* Problem: Answer with the number of lines in the records that contain "made" and with nothing else.

* Data:
· · ·

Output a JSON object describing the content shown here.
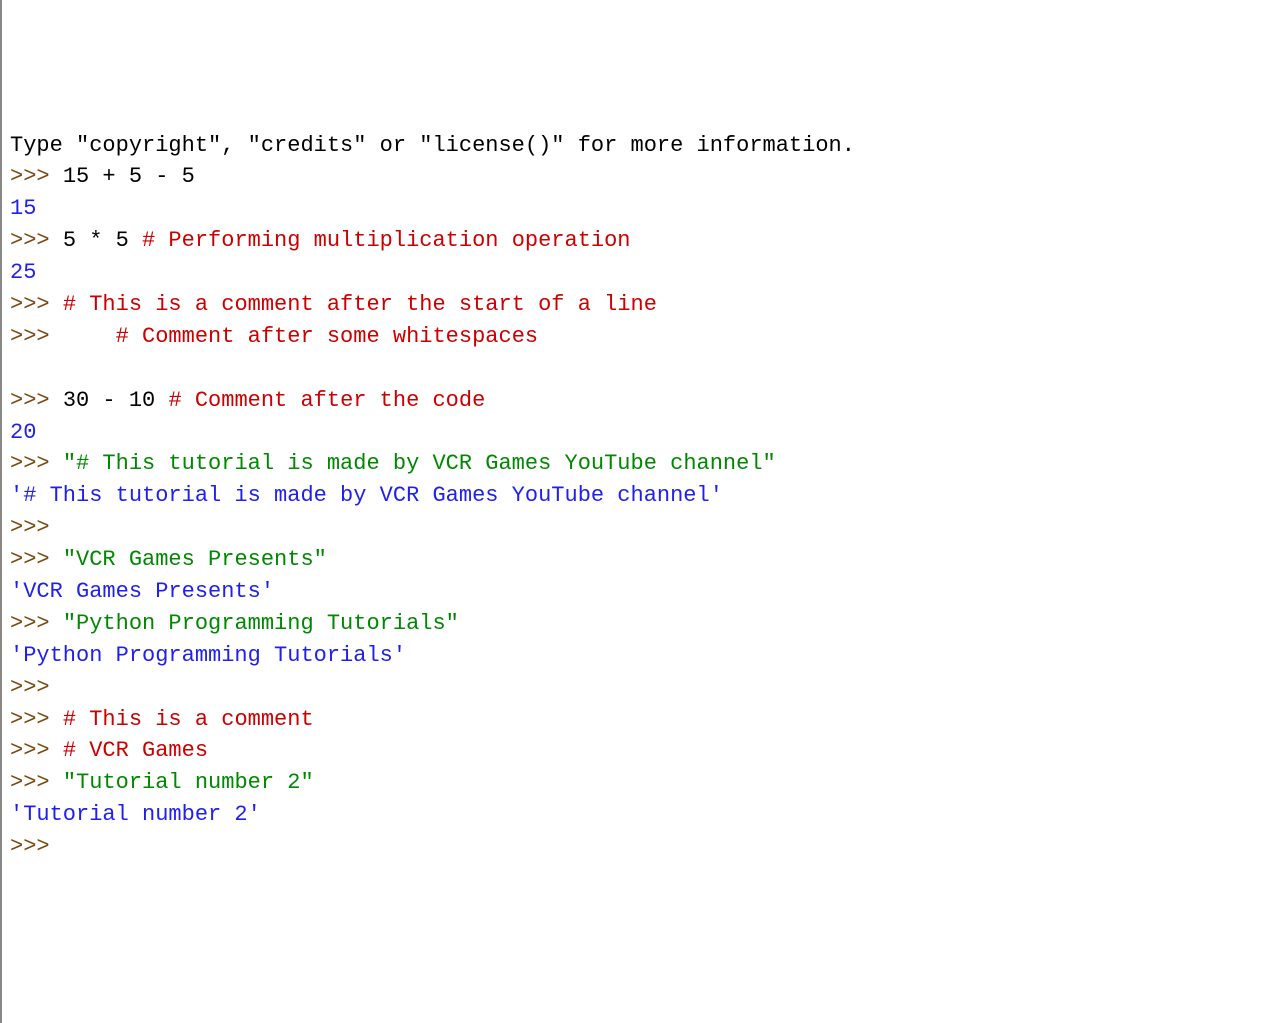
{
  "lines": [
    {
      "segments": [
        {
          "text": "Type \"copyright\", \"credits\" or \"license()\" for more information.",
          "cls": "code"
        }
      ]
    },
    {
      "segments": [
        {
          "text": ">>> ",
          "cls": "prompt"
        },
        {
          "text": "15 + 5 - 5",
          "cls": "code"
        }
      ]
    },
    {
      "segments": [
        {
          "text": "15",
          "cls": "output"
        }
      ]
    },
    {
      "segments": [
        {
          "text": ">>> ",
          "cls": "prompt"
        },
        {
          "text": "5 * 5 ",
          "cls": "code"
        },
        {
          "text": "# Performing multiplication operation",
          "cls": "comment"
        }
      ]
    },
    {
      "segments": [
        {
          "text": "25",
          "cls": "output"
        }
      ]
    },
    {
      "segments": [
        {
          "text": ">>> ",
          "cls": "prompt"
        },
        {
          "text": "# This is a comment after the start of a line",
          "cls": "comment"
        }
      ]
    },
    {
      "segments": [
        {
          "text": ">>>     ",
          "cls": "prompt"
        },
        {
          "text": "# Comment after some whitespaces",
          "cls": "comment"
        }
      ]
    },
    {
      "segments": [
        {
          "text": " ",
          "cls": "code"
        }
      ]
    },
    {
      "segments": [
        {
          "text": ">>> ",
          "cls": "prompt"
        },
        {
          "text": "30 - 10 ",
          "cls": "code"
        },
        {
          "text": "# Comment after the code",
          "cls": "comment"
        }
      ]
    },
    {
      "segments": [
        {
          "text": "20",
          "cls": "output"
        }
      ]
    },
    {
      "segments": [
        {
          "text": ">>> ",
          "cls": "prompt"
        },
        {
          "text": "\"# This tutorial is made by VCR Games YouTube channel\"",
          "cls": "string"
        }
      ]
    },
    {
      "segments": [
        {
          "text": "'# This tutorial is made by VCR Games YouTube channel'",
          "cls": "output"
        }
      ]
    },
    {
      "segments": [
        {
          "text": ">>> ",
          "cls": "prompt"
        }
      ]
    },
    {
      "segments": [
        {
          "text": ">>> ",
          "cls": "prompt"
        },
        {
          "text": "\"VCR Games Presents\"",
          "cls": "string"
        }
      ]
    },
    {
      "segments": [
        {
          "text": "'VCR Games Presents'",
          "cls": "output"
        }
      ]
    },
    {
      "segments": [
        {
          "text": ">>> ",
          "cls": "prompt"
        },
        {
          "text": "\"Python Programming Tutorials\"",
          "cls": "string"
        }
      ]
    },
    {
      "segments": [
        {
          "text": "'Python Programming Tutorials'",
          "cls": "output"
        }
      ]
    },
    {
      "segments": [
        {
          "text": ">>> ",
          "cls": "prompt"
        }
      ]
    },
    {
      "segments": [
        {
          "text": ">>> ",
          "cls": "prompt"
        },
        {
          "text": "# This is a comment",
          "cls": "comment"
        }
      ]
    },
    {
      "segments": [
        {
          "text": ">>> ",
          "cls": "prompt"
        },
        {
          "text": "# VCR Games",
          "cls": "comment"
        }
      ]
    },
    {
      "segments": [
        {
          "text": ">>> ",
          "cls": "prompt"
        },
        {
          "text": "\"Tutorial number 2\"",
          "cls": "string"
        }
      ]
    },
    {
      "segments": [
        {
          "text": "'Tutorial number 2'",
          "cls": "output"
        }
      ]
    },
    {
      "segments": [
        {
          "text": ">>> ",
          "cls": "prompt"
        }
      ]
    }
  ]
}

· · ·

* Reply to the exercise: 2